◆ **Provided material**
--

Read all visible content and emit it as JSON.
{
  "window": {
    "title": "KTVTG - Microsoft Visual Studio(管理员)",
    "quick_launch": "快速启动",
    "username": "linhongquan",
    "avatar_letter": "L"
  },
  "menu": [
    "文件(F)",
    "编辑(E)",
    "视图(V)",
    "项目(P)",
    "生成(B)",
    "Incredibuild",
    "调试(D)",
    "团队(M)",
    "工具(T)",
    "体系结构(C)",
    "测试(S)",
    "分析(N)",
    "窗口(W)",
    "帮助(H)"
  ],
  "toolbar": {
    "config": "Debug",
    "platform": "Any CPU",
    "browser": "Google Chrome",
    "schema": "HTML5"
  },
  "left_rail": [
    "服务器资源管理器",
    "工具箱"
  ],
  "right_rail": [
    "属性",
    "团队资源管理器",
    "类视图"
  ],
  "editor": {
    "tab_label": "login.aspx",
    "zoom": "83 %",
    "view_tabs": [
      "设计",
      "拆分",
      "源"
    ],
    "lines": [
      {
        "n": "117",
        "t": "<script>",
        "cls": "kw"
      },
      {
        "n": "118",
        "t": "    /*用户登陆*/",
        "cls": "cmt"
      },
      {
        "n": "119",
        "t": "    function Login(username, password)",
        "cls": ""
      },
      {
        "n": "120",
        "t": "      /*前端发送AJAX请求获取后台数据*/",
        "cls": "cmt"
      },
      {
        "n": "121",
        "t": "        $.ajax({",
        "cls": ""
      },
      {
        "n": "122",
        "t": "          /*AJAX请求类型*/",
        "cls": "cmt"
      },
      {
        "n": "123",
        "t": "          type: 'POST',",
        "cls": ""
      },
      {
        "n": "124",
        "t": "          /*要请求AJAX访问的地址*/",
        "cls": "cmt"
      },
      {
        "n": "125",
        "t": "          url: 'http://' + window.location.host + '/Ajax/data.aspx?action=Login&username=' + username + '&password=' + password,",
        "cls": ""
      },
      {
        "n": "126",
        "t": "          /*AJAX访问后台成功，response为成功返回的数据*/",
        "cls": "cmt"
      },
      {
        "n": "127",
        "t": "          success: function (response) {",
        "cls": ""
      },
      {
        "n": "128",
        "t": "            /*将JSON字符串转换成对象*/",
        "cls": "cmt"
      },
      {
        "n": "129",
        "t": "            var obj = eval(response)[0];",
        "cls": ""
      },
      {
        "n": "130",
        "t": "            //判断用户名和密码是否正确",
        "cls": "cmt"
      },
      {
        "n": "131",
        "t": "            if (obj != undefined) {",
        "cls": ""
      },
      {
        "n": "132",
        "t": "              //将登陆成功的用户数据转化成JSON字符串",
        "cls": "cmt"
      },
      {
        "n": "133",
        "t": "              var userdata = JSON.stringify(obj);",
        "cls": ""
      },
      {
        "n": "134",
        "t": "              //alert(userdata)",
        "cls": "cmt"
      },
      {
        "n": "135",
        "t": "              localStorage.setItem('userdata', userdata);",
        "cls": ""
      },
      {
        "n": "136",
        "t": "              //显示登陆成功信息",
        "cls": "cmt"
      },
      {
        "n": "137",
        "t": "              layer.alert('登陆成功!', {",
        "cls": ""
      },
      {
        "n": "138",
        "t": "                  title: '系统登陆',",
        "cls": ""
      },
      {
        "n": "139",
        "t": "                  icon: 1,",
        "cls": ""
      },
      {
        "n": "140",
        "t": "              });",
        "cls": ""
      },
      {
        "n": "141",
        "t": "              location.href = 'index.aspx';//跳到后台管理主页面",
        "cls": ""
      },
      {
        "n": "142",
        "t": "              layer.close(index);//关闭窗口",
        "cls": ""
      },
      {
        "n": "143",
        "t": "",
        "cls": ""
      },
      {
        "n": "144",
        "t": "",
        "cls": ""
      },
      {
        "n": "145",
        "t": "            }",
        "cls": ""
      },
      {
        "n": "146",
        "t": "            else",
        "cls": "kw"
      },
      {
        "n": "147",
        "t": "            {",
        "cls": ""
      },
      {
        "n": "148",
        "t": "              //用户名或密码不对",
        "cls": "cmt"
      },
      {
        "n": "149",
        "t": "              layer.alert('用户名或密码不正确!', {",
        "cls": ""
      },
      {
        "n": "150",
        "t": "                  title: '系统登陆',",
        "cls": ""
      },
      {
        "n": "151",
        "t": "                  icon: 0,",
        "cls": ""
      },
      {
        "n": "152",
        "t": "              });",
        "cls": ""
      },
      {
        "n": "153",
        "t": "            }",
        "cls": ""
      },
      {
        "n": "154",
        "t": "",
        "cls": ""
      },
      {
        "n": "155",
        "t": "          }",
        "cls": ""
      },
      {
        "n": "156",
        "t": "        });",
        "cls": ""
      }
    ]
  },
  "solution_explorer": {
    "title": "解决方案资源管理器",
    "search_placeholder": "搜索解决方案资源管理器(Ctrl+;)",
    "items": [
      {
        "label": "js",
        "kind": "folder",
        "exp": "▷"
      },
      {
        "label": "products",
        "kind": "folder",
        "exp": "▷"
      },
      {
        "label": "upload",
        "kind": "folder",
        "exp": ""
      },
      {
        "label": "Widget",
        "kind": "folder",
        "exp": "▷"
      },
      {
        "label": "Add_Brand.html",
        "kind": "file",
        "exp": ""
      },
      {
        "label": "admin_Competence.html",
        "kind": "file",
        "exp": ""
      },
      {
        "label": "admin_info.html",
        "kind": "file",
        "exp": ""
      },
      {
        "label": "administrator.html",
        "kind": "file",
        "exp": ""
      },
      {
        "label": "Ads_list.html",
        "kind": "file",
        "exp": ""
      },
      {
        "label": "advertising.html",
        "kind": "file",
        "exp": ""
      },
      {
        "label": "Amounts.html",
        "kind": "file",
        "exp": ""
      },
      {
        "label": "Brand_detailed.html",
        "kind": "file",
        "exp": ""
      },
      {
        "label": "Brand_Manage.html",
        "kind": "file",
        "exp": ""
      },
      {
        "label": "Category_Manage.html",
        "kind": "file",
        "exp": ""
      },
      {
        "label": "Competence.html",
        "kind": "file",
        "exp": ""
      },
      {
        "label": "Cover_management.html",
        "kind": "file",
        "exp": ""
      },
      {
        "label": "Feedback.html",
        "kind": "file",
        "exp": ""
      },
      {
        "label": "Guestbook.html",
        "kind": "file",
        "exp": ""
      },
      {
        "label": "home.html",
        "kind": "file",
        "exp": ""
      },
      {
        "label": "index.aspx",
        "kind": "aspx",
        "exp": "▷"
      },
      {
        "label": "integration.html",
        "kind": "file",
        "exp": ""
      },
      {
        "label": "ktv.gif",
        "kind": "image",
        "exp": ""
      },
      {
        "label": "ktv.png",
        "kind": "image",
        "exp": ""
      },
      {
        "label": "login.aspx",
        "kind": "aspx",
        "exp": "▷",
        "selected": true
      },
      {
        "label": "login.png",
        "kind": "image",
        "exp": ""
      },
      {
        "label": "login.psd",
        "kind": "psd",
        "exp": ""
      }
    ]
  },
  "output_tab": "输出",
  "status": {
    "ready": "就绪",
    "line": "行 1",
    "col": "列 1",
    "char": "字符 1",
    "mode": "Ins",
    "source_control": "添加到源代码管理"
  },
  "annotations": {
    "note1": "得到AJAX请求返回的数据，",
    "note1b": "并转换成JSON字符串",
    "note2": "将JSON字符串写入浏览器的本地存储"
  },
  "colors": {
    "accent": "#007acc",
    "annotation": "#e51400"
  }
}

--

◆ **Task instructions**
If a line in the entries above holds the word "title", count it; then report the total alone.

◆ **Solution to this exercise**
4